We conducted a systematic review and aimed to answer the following clinical questions: What are the effects of drug treatments in adults with obesity? What are the effects of bariatric surgery in adults with morbid obesity? We searched: Medline, Embase, The Cochrane Library, and other important databases up to September 2010 (Clinical Evidence reviews are updated periodically; please check our website for the most up-to-date version of this review). We included harms alerts from relevant organisations such as the US Food and Drug Administration (FDA) and the UK Medicines and Healthcare products Regulatory Agency (MHRA).
We found 39 systematic reviews, RCTs, or observational studies that met our inclusion criteria. We performed a GRADE evaluation of the quality of evidence for interventions.
In this systematic review, we present information relating to the effectiveness and safety of the following interventions: bariatric surgery versus medical interventions, biliopancreatic diversion, diethylpropion, gastric bypass, gastric banding, mazindol, orlistat (alone and in combination with sibutramine), phentermine, sibutramine (alone and in combination with orlistat), sleeve gastrectomy, and vertical banded gastroplasty.
About one third of the US population and one quarter of the UK population are obese, with increased risks of hypertension, dyslipidaemia, diabetes, CVD, osteoarthritis, and some cancers.
Fewer than 10% of overweight or obese adults aged 40 to 49 years revert to a normal body weight after 4 years.Nearly 5 million US adults used prescription weight-loss medication between 1996 and 1998, but one quarter of all users were not overweight.
Orlistat, phentermine, and sibutramine may promote modest weight loss (an additional 1–7 kg lost) compared with placebo in obese adults having lifestyle interventions, but they can all cause adverse effects.
Sibutramine may be more effective at promoting weight loss compared with orlistat, although not in obese people with type 2 diabetes or hypertension.We don't know whether combining orlistat and sibutramine treatment leads to greater weight loss than with either treatment alone.We don't know whether diethylpropion and mazindol are effective at promoting weight loss in people with obesity.Orlistat has been associated with GI adverse effects.Phentermine has been associated with heart and lung problems.Sibutramine has been associated with cardiac arrhythmias and cardiac arrest.
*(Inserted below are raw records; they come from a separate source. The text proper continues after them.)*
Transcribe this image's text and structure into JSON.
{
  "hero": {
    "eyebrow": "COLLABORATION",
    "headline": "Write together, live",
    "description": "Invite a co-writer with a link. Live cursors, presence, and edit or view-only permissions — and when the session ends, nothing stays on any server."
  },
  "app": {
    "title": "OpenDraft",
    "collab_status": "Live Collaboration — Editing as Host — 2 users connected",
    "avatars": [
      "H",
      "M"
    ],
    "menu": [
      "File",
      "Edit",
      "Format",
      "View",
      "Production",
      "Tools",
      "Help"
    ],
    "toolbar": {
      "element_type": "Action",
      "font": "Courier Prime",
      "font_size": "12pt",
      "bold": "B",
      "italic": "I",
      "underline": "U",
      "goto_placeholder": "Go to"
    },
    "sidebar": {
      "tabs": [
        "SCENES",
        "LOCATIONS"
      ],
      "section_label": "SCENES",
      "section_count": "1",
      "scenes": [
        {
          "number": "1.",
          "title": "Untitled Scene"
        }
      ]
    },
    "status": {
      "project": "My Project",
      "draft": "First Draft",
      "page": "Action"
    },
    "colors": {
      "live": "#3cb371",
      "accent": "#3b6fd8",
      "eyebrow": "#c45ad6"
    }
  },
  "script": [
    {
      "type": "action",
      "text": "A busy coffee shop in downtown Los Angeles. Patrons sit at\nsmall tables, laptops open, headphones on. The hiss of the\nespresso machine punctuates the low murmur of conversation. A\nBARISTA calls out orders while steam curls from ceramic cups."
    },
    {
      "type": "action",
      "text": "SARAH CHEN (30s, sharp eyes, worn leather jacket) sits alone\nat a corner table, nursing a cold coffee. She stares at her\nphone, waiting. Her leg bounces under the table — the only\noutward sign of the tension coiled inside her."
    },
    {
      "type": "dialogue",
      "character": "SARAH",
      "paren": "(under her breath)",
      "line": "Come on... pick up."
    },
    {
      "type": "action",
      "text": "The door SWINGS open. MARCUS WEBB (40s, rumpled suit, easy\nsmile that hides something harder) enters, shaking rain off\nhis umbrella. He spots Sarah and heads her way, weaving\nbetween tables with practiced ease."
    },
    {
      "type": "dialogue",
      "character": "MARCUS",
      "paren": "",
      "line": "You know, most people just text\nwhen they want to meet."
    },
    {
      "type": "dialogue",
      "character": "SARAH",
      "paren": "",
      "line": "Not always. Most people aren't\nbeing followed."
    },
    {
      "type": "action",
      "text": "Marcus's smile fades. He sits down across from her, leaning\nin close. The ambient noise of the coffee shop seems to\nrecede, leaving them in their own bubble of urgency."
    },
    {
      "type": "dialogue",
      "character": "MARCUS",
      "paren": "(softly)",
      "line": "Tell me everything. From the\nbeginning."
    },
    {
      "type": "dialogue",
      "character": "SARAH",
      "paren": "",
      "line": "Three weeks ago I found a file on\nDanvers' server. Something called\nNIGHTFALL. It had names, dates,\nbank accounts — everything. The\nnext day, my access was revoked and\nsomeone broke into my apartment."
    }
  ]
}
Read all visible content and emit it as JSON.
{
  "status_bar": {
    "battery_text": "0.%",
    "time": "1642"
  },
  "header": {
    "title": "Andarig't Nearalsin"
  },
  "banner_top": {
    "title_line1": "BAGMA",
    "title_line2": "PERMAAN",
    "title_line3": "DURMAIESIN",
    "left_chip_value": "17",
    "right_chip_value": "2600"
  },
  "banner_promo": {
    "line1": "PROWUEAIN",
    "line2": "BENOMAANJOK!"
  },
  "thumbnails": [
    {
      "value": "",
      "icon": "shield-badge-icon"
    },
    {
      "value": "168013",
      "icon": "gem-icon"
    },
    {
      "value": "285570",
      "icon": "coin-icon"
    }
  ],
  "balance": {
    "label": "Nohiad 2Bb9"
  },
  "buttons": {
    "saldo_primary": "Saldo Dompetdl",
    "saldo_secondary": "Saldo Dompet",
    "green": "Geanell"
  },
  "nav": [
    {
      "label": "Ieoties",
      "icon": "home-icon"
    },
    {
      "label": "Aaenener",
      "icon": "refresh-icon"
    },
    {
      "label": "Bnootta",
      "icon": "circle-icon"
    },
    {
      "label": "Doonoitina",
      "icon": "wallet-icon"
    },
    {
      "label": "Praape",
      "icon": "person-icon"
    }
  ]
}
In January 2010, the European Medicines Agency suspended marketing authorisation of sibutramine in the European Union because of the increased risk of non-fatal myocardial infarctions and strokes.In October 2010, the FDA requested the withdrawal of sibutramine from the US market because of the increased risk of adverse cardiovascular events.Rimonabant has been associated with an increased risk of psychiatric disorders.
Bariatric surgery (gastric bypass, vertical banded gastroplasty, biliopancreatic diversion, or gastric banding) may increase weight loss compared with no surgery in people with morbid obesity.
Compared with each other, we don't know whether gastric bypass, vertical banded gastroplasty, biliopancreatic diversion, or gastric banding is the most effective surgery or the least harmful.
We don't know whether sleeve gastrectomy is effective. Bariatric surgery may result in loss of >20% of body weight, which may be largely maintained for 10 years.Operative and postoperative complications are common, and on average 0.28% of people die within 30 days of surgery. Mortality may be as high as 2% in some high-risk populations. However, surgery may reduce long-term mortality compared with no surgery.